The images for this post are supplied by the excellent Camera Size that let’s you perform scale comparisons for—wait for it—cameras.
I loved my Olympus O-MD E-M10 MarkII. It was the most fun I’ve ever had with a compact camera, right down to not being able to say the name fast. They say the best camera is the one you have on you, and I simply never carried my Nikon DSLR because it was too bulky. By contrast,
#BaDumTish, this camera was always on me, and as a bonus it mostly had improved specs.
Careful readers would have noted my past tense above, because in the space of two months the whole system fell apart. My two prime lenses karked it, the rear LCD stopped turning on entirely, its SD card reader routinely unmounts halfway through transferring images, and the electronic viewfinder no longer activates when it sees my face, which I take personally. Someone more creative than me could shoot photos blind with this, but I want to see what I’m doing.
It’s strange; I thought I treated this camera well. Maybe I forgot I was in a dust storm, or within EMP striking distance from a rouge Canon employee. I could get it repaired, but now I have reservations about long term reliability, and I figure I may as well take the opportunity to put the money towards an upgrade.
I would love to go full frame, just as I’d like to own an apartment in Australia and Singapore, and perhaps travel to the moon. I’ve been researching the Pentax K1 Mk-II for a while; I even reserved a rental at Ted’s to give it a try, but they’re a special order and booked out for months. I can see why; they’re almost half the price of similarly spec’d Nikons and Canon full frames, and the latest Sony mirrorless kit.

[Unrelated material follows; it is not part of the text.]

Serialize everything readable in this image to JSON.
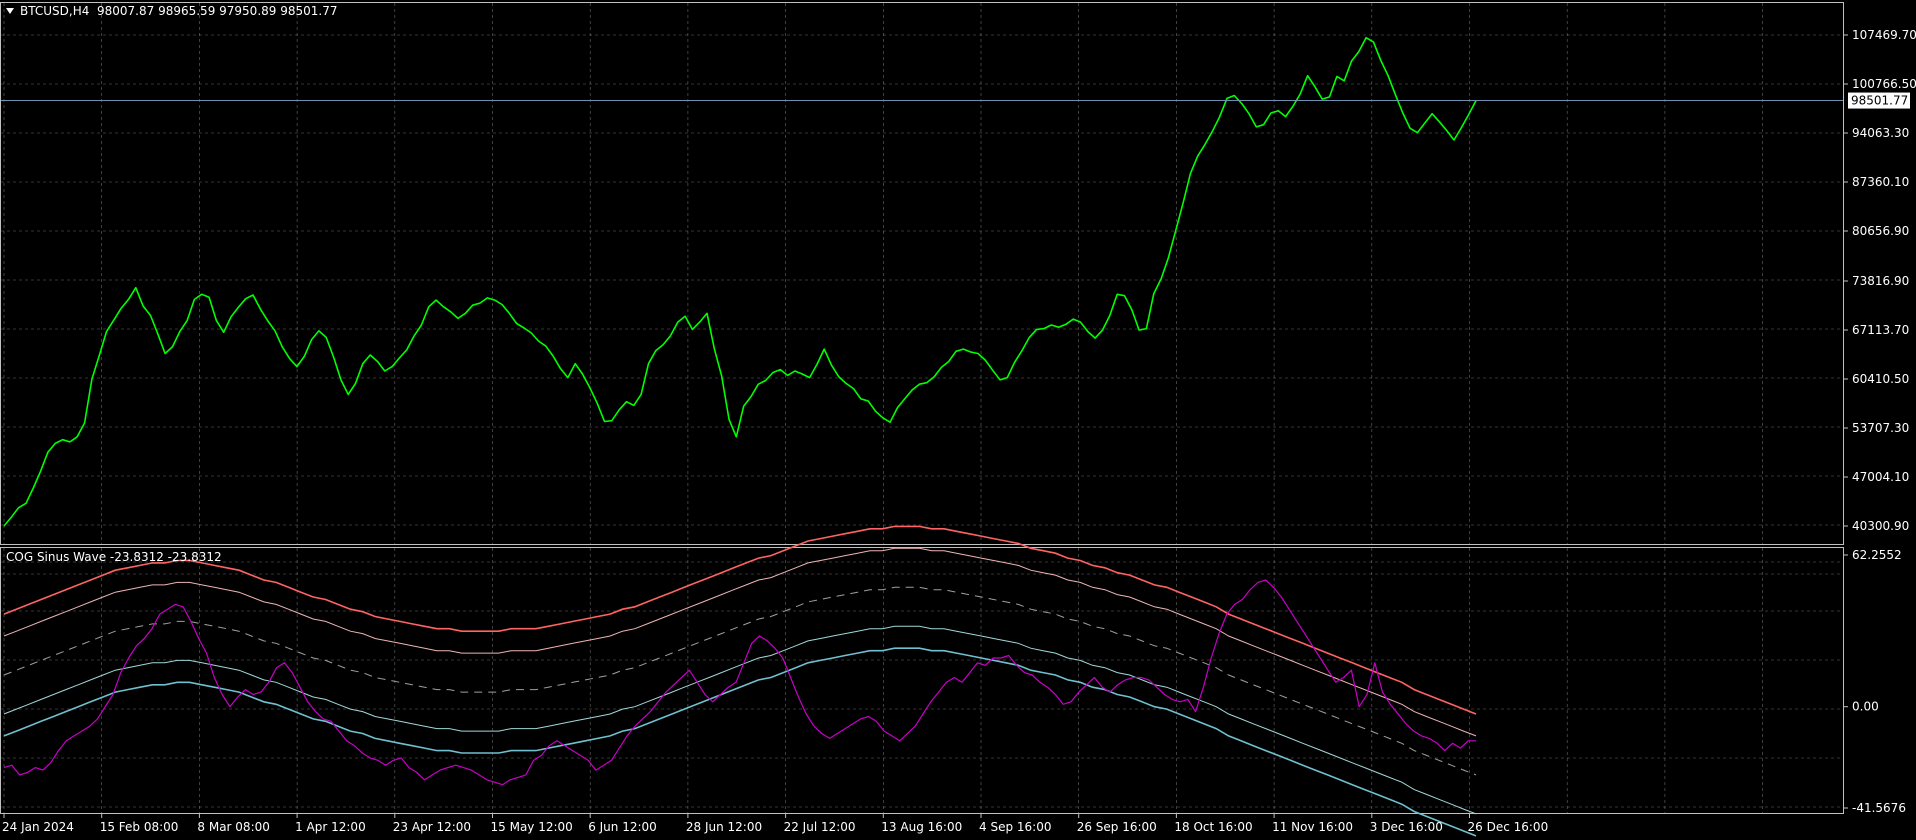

The other, vastly more realistic option is to acknowledge I’ll only ever carry small cameras, so to go the entire other direction and see what the best fixed-prime compact is with a larger sensor, given I basically had my main prime welded to the Olympus anyway.
The good news is we’re spoiled for choice in this area. Clara and I instantly liked the Fujifilm XF10 in store, with one of Fujinon’s gorgeous fixed 28mm ƒ/2.8 equivalent lenses. It’s pictured—HA!—with the full frame Pentax above. But reviews are fair at best, not least because it’s missing a hot shoe and has middling image quality.
The other Fujifilm is the X100F, the fourth in the now-legendary X100 series which everyone loves. I enjoyed testing the manual dials in store, just as I did with my Olympus. But I’m not sure if it’s just Clara and I, but we find Fujifilm’s rear buttons, menus, and modes utterly confounding. Her X-T10 delivers amazing photos, but it’s a routine source of frustration for us. Don’t email me.
The other option I’m intrigued by again is the Ricoh GR. I looked at one briefly before getting the Olympus, and since then they’ve come out with an even tinier GR III model. It has all the controls I care about, a 28mm equivalent ƒ/2.8 lens, image stabilisation, and still retains an APS-C sized sensor which is mindblowing to me. It doesn’t have a flash, which I never use. It also lacks a viewfinder, but perhaps ashamedly I’d mostly stopped using the one on my Olympus.
There are no right or wrong answers here, but I think I’ll be saving for the Ricoh. A certain famous camera reviewer says he doesn’t see the point of it, which probably works in its favour too.